Hard to believe, but it is a hundred years since the birth of one of the most beloved characters in the history of cinema: Charles Chaplin’s Tramp. Clad in an assortment of clothing, and topped with a bowler’s hat and cane, Chaplin’s mustachioed creation was an immediate hit, propelling him to superstar status around the globe. A worldwide pandemic of “Chaplinitis” was thus diagnosed as his fan base grew immensely.

On display at Helsinki Art Museum, Tennis Palace, until 17 July, Chaplin in Pictures showcases his brilliance as a mimic, comedian and choreographer. The exhibition offers visitors a glimpse behind the scenes during the shooting of his films, bringing together more than 200 photographs, as well as studio pictures and film clips.

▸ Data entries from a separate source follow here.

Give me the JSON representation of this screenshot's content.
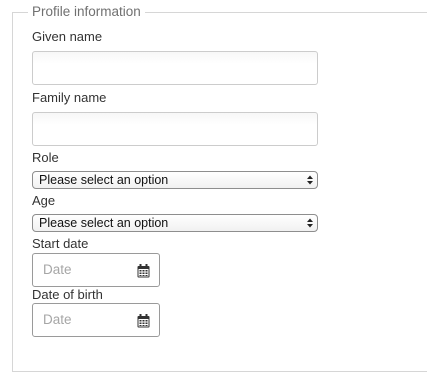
{
  "fieldset": {
    "legend": "Profile information"
  },
  "fields": {
    "given_name": {
      "label": "Given name",
      "value": ""
    },
    "family_name": {
      "label": "Family name",
      "value": ""
    },
    "role": {
      "label": "Role",
      "selected": "Please select an option"
    },
    "age": {
      "label": "Age",
      "selected": "Please select an option"
    },
    "start_date": {
      "label": "Start date",
      "placeholder": "Date",
      "icon": "calendar-icon"
    },
    "date_of_birth": {
      "label": "Date of birth",
      "placeholder": "Date",
      "icon": "calendar-icon"
    }
  }
}
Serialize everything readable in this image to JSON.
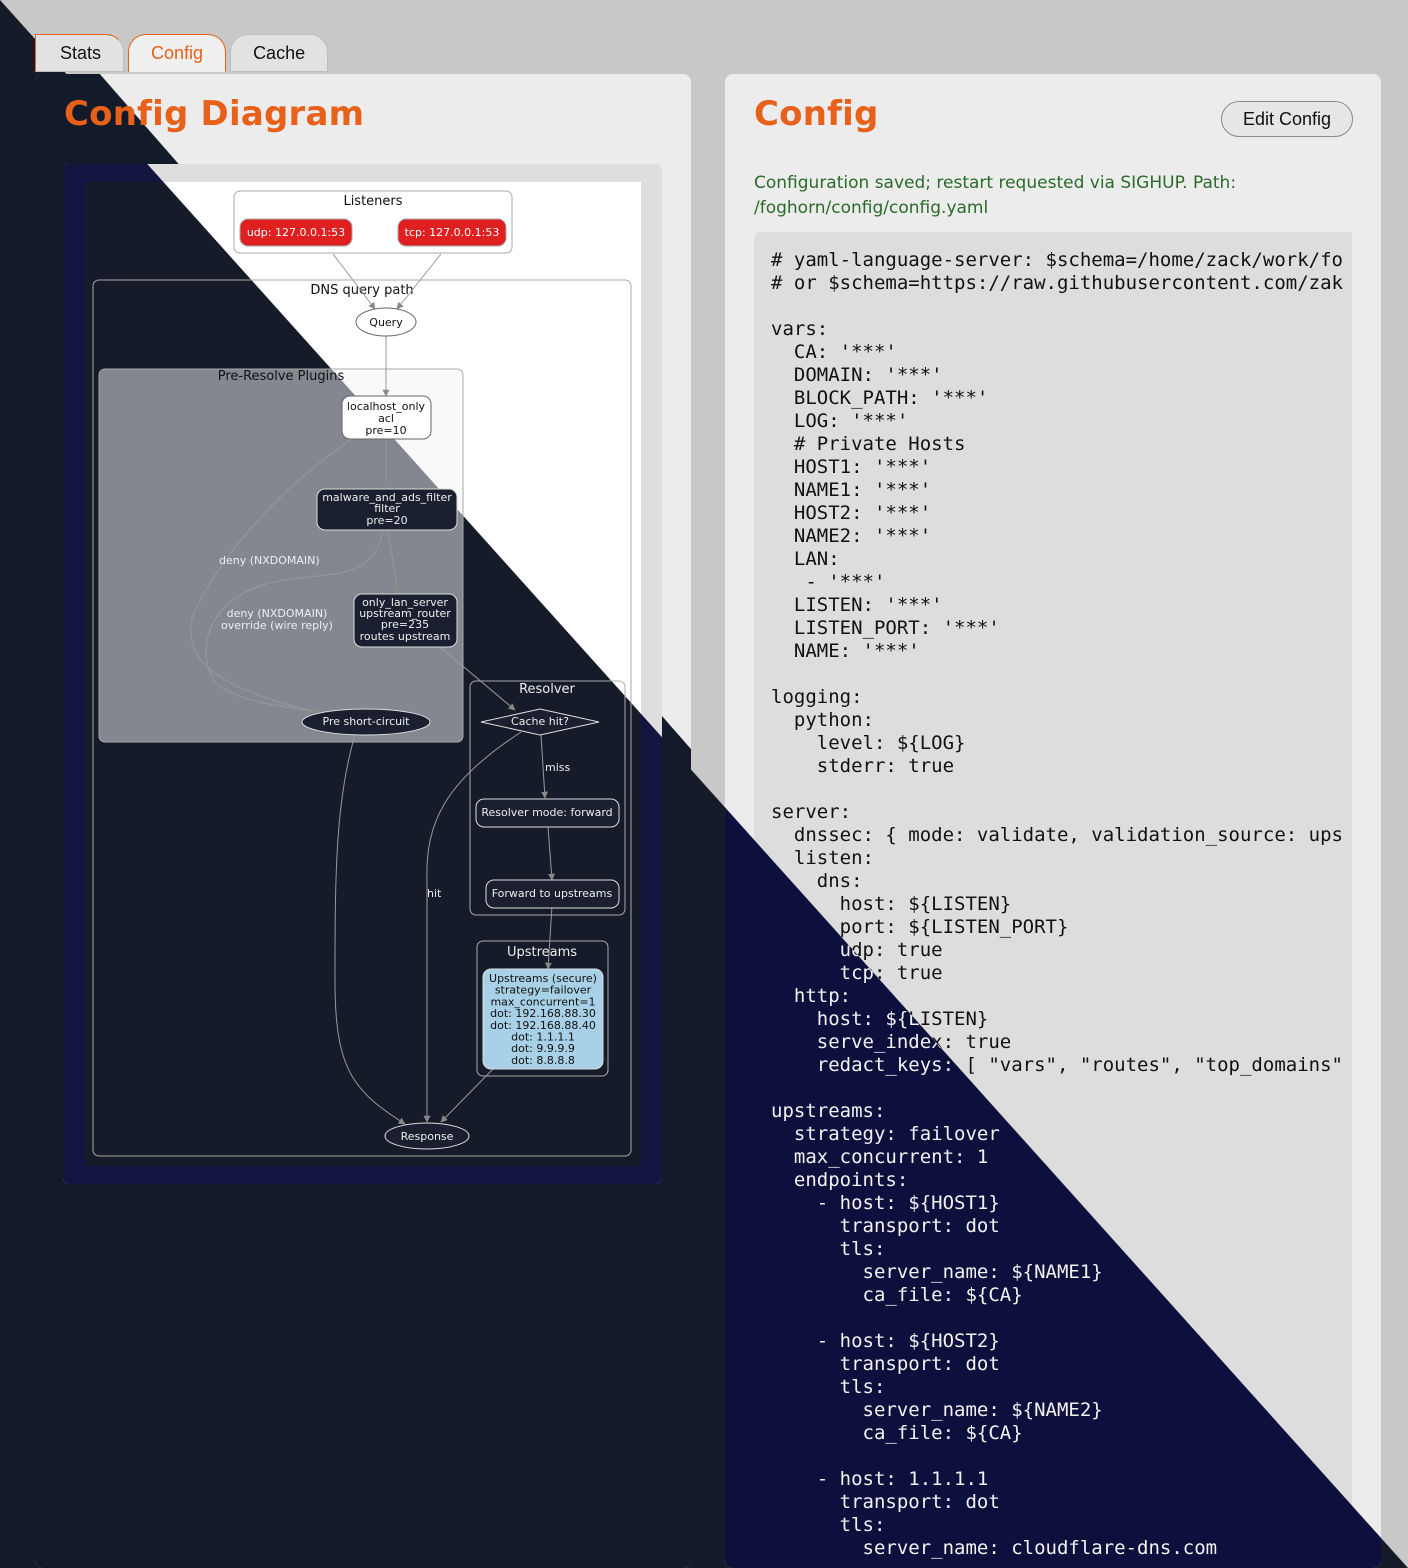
{
  "tabs": [
    {
      "label": "Stats"
    },
    {
      "label": "Config"
    },
    {
      "label": "Cache"
    }
  ],
  "left": {
    "title": "Config Diagram"
  },
  "right": {
    "title": "Config",
    "edit_label": "Edit Config",
    "status": "Configuration saved; restart requested via SIGHUP. Path: /foghorn/config/config.yaml",
    "code": "# yaml-language-server: $schema=/home/zack/work/fo\n# or $schema=https://raw.githubusercontent.com/zak\n\nvars:\n  CA: '***'\n  DOMAIN: '***'\n  BLOCK_PATH: '***'\n  LOG: '***'\n  # Private Hosts\n  HOST1: '***'\n  NAME1: '***'\n  HOST2: '***'\n  NAME2: '***'\n  LAN:\n   - '***'\n  LISTEN: '***'\n  LISTEN_PORT: '***'\n  NAME: '***'\n\nlogging:\n  python:\n    level: ${LOG}\n    stderr: true\n\nserver:\n  dnssec: { mode: validate, validation_source: ups\n  listen:\n    dns:\n      host: ${LISTEN}\n      port: ${LISTEN_PORT}\n      udp: true\n      tcp: true\n  http:\n    host: ${LISTEN}\n    serve_index: true\n    redact_keys: [ \"vars\", \"routes\", \"top_domains\"\n\nupstreams:\n  strategy: failover\n  max_concurrent: 1\n  endpoints:\n    - host: ${HOST1}\n      transport: dot\n      tls:\n        server_name: ${NAME1}\n        ca_file: ${CA}\n\n    - host: ${HOST2}\n      transport: dot\n      tls:\n        server_name: ${NAME2}\n        ca_file: ${CA}\n\n    - host: 1.1.1.1\n      transport: dot\n      tls:\n        server_name: cloudflare-dns.com"
  },
  "diagram": {
    "listeners_label": "Listeners",
    "udp": "udp: 127.0.0.1:53",
    "tcp": "tcp: 127.0.0.1:53",
    "dns_path_label": "DNS query path",
    "query": "Query",
    "pre_resolve_label": "Pre-Resolve Plugins",
    "localhost_only": [
      "localhost_only",
      "acl",
      "pre=10"
    ],
    "malware": [
      "malware_and_ads_filter",
      "filter",
      "pre=20"
    ],
    "only_lan": [
      "only_lan_server",
      "upstream_router",
      "pre=235",
      "routes upstream"
    ],
    "deny1": "deny (NXDOMAIN)",
    "deny2": [
      "deny (NXDOMAIN)",
      "override (wire reply)"
    ],
    "pre_short": "Pre short-circuit",
    "resolver_label": "Resolver",
    "cache_hit": "Cache hit?",
    "miss": "miss",
    "hit": "hit",
    "resolver_mode": "Resolver mode: forward",
    "forward": "Forward to upstreams",
    "upstreams_label": "Upstreams",
    "upstreams_node": [
      "Upstreams (secure)",
      "strategy=failover",
      "max_concurrent=1",
      "dot: 192.168.88.30",
      "dot: 192.168.88.40",
      "dot: 1.1.1.1",
      "dot: 9.9.9.9",
      "dot: 8.8.8.8"
    ],
    "response": "Response",
    "colors": {
      "listener_fill": "#e02020",
      "upstream_fill": "#a8d0e6",
      "accent": "#e8611a"
    }
  }
}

Having begun his life in the slums of London, thanks to his legendary work comedy was transformed from cheap entertainment into an art form to rival Shakespeare. Not content merely tickling funny bones, many of his films carried a social message, as his everyman found himself in the midst of some of the most significant moments in history. Acting, directing, scripting and producing his films, Chaplin even composed the music for some of them on occasion.

Chaplin in Pictures
Until 17 July
Helsinki Art Museum Tennis Palace
Salomonkatu 15 Helsinki

The exhibition has the backing of the Chaplin Association, and is organised in conjunction with the Cineteca di Bologna – progetto Chaplin and MK2.

James O’Sullivan
Image: © From the Archives of the Roy Export Company Establishment, courtesy NBC Photographie, Paris.